A couple’s frustration over the education of their foreign-born sons is triggering changes to how the St. Paul School District serves its sizable population of English language learners (ELLs).
This week, Superintendent Joe Gothard signed off on a series of improvements as part of a settlement of a class-action lawsuit filed a year ago by George Thawmoo and Mary Jane Sommerville, and their two sons, who are Karen.
The St. Paul family will receive $12,500 under the agreement. But Thawmoo and Sommerville said in a statement that the case was not about money, but about their kids’ education and that of “other immigrant families who are often new to this country and unfamiliar with the school system and their rights.”

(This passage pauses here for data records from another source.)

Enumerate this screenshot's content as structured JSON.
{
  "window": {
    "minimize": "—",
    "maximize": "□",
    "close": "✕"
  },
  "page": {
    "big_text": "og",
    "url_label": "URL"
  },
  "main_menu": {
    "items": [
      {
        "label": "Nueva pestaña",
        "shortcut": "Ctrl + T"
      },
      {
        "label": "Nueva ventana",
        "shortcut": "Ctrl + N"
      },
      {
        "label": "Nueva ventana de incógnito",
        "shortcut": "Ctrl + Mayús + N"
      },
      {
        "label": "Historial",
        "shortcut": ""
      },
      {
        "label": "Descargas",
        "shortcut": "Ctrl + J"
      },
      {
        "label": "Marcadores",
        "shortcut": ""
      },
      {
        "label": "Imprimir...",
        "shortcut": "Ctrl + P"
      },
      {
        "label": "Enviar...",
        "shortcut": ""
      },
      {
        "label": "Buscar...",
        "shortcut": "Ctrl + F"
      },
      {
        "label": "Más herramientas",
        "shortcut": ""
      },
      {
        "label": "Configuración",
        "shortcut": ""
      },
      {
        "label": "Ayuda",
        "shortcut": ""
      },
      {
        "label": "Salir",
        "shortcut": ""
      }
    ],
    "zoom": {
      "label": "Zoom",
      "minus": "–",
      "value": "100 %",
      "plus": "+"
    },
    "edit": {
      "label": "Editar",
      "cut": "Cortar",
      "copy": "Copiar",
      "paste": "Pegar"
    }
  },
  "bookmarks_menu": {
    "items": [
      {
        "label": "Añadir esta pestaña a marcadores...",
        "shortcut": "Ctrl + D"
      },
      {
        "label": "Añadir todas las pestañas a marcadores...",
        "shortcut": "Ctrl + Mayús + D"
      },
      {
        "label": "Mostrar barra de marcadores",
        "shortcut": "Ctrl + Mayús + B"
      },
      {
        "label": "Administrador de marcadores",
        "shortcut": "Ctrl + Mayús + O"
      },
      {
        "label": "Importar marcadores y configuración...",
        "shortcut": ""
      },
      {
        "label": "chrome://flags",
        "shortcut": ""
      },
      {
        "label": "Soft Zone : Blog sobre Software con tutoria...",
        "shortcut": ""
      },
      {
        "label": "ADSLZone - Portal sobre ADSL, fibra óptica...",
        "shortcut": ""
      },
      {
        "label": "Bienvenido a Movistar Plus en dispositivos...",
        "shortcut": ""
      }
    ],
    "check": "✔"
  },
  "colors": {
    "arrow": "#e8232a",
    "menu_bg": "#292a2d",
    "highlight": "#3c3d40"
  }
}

The pair’s advocacy, in fact, dates to the 2013-14 school year when former Superintendent Valeria Silva and her administrative team moved to mainstream more ELL and special-education students in general-education classrooms.
The lawsuit alleged that the district inappropriately placed one son, Lor Ler Kaw, in mainstream English and social studies classes at Como Park High School with students who spoke English fluently — even though he was reading at a second grade level.
It also accused the district of waiting too long to address what the parents suspected was a need for special-education services for their other son, Lor Ler Hok Koh.
They filed suit in U.S. District Court in July 2017 after the St. Paul Department of Human Rights and Equal Employment Opportunity found probable cause to believe the district discriminated against the students on the basis of national origin.
The two sides engaged in court-ordered talks, and came up with measures that include increased support for ELL students and the creation of a new districtwide specialist position focusing on the needs of ELL and SLIFE (students with limited or interrupted formal education) students.
The agreement also makes clear that students do not have to be in the U.S. for a specific period of time before they can be evaluated for special-education services.
The school board approved the agreement on Tuesday.
The 25-page document states: “The district expressly denies wrongdoing and liability, but seeks to avoid the costs and burdens of litigation and, with the plaintiffs, seeks to serve the district’s students well. The district believes this agreement is a better way to do that than engaging in further complex litigation.”
Aron Frakes and Chris Pham, attorneys with Fredrikson & Byron in Minneapolis, represented the family pro bono.
St. Paul Public Schools has taken other steps to improve services to ELL students, who comprise about one-third of the student population.
In June 2017, the school board took advantage of a late infusion of state aid to add 10 full-time-equivalent ELL teachers. This year, the district agreed as part of a new two-year deal with the St. Paul Federation of Teachers, to hire 15 new ELL teachers in 2018-19 and 15 more in 2019-20.
Under the court settlement, the district now will evaluate its ELL program annually.